Is Amazon legally the seller of items made available by third parties on Amazon.com? And is the e-commerce giant liable if those products infringe someone else's patents? A Washington federal court answered no to both questions. As the Federal Circuit considers the case, it must balance patent protection with market access, says JD Wooten of Womble Carlyle Sandridge & Rice LLP.
In Mission Product Holdings v. Tempnology, the bankruptcy appellate panel for the First Circuit held that Section 365(n) did not protect the exclusive distribution rights granted to the licensee of the debtor’s intellectual property, leaving unaddressed the practical implication that an IP license may be rendered worthless without the accompanying distribution rights, say Shmuel Vasser and Andrew Harmeyer of Dechert LLP.
A host of different government agencies enforce laws that impose obligations for companies that manufacture and sell medical devices to the public. Attorneys at Wilson Sonsini Goodrich & Rosati PC explore the many different ramifications of a medical device hack and provide some suggestions on planning for and responding to such a breach.
In institution decisions where art or arguments were previously presented during inter partes review, the Patent Trial and Appeal Board regularly identifies eight reasons in considering whether the art or argument are “substantially the same,” say Virginia Carron and Ashley Winkler of Finnegan Henderson Farabow Garrett & Dunner LLP.
As critical as lawyers are to society, they are reported to be the most frequently depressed occupational group in the United States. In response to the inherently stressful nature of the practice of law, more and more lawyers are turning to an ancient contemplative practice called “mindfulness,” says Jennifer Gibbs of Zelle LLP.

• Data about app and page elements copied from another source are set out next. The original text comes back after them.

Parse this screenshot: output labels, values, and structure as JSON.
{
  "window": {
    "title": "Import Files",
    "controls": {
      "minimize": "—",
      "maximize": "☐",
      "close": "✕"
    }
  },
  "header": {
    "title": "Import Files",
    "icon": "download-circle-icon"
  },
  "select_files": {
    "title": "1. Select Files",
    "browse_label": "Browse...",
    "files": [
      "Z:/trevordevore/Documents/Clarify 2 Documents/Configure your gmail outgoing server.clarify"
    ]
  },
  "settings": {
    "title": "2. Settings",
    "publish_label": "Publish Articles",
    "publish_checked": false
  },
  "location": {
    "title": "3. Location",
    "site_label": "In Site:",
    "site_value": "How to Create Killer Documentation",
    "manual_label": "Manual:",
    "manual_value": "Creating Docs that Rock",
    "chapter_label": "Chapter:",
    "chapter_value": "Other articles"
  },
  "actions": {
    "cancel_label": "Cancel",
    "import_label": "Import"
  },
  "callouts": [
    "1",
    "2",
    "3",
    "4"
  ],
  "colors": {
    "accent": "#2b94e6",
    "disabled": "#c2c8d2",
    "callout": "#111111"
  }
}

Virtual and augmented reality technologies are here, and are raising very real legal issues. Technology firms and content creators must take care to safeguard private information collected from users, ensure respect for the laws of copyright, trademark and right of publicity, and grapple with moral and legal questions surrounding simulations of illegal acts, say David Fink and Jamie Zagoria of Kelley Drye & Warren LLP.